The first term parallel transports $\vec{a}$ along $\varepsilon u$ and then around the parallelogram defined by $v$ and $w$ at $p+\varepsilon u$, while the second parallel transports $\vec{a}$ around the parallelogram defined by $v$ and $w$ at $p$, then along $\varepsilon u$. Thus we construct a cube from the vector fields $u$, $v$, and $w$, and find that the second Bianchi identity reflects the fact that $\nabla_{u}\check{R}(v,w)\vec{a}+\nabla_{v}\check{R}(w,u)\vec{a}+\nabla_{w}\check{R}(u,v)\vec{a}$ parallel transports $\vec{a}$ along each edge of the cube an equal number of times in opposite directions, thus canceling out any changes.

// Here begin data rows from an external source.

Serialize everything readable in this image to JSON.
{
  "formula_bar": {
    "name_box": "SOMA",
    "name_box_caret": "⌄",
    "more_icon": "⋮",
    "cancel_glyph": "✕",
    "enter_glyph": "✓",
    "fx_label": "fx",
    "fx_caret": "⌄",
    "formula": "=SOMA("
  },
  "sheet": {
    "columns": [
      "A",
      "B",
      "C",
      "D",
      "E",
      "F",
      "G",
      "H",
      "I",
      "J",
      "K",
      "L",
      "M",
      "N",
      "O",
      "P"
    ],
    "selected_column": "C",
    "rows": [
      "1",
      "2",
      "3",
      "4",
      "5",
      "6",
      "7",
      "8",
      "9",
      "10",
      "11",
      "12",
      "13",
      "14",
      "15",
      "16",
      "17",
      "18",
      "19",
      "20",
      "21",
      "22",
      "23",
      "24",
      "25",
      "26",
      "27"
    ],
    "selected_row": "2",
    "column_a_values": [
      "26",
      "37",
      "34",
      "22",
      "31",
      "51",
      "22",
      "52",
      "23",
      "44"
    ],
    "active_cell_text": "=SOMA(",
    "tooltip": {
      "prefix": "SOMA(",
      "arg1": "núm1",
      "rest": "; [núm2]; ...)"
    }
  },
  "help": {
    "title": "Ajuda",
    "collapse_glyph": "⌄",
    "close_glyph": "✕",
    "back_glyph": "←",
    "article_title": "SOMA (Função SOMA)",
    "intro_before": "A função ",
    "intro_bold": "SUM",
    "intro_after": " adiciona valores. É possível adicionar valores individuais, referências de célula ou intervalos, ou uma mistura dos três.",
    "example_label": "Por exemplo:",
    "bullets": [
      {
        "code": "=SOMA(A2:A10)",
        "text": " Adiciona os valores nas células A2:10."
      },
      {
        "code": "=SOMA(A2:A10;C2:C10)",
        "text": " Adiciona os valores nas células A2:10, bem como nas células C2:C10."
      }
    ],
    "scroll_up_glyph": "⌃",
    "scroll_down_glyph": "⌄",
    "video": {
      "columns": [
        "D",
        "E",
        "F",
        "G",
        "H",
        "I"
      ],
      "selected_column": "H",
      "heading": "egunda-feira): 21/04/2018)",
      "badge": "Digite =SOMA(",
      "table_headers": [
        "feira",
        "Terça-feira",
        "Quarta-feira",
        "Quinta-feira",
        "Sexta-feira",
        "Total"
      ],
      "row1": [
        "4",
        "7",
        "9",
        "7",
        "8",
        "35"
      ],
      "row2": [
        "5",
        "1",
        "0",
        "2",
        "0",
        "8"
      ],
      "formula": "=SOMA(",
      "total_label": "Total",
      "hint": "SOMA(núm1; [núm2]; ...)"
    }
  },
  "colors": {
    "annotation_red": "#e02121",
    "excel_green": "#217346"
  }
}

Second Bianchi identity

Above, we see that $\vec{a}$ is parallel transported along each edge of the cube made of the three vector field arguments an equal number of times in opposite directions, thus canceling out any changes. Here $\varepsilon\nabla_{u}\check{R}(v,w)\vec{a}=\check{R}(v\left|_{p+\varepsilon u}\right.,w\left|_{p+\varepsilon u}\right.)\parallel_{\varepsilon u}\vec{a}-\parallel_{\varepsilon u}\check{R}(v,w)\vec{a}$ is highlighted by the bold arrows representing the path along which $\vec{a}$ is parallel transported in the first term, and by the remaining dark arrows representing the path along which $\vec{a}$ is parallel transported in the second term.

So geometrically, the second Bianchi identity can be seen as reflecting the same “boundary of a boundary” idea as that of $d^2=0$ when considering the exterior derivative of a 2-form.

A more detailed description of this approach and the somewhat unusual notation can be found here.


Your Answer

By clicking “Post Your Answer”, you agree to our terms of service, privacy policy and cookie policy

Not the answer you're looking for? Browse other questions tagged or ask your own question.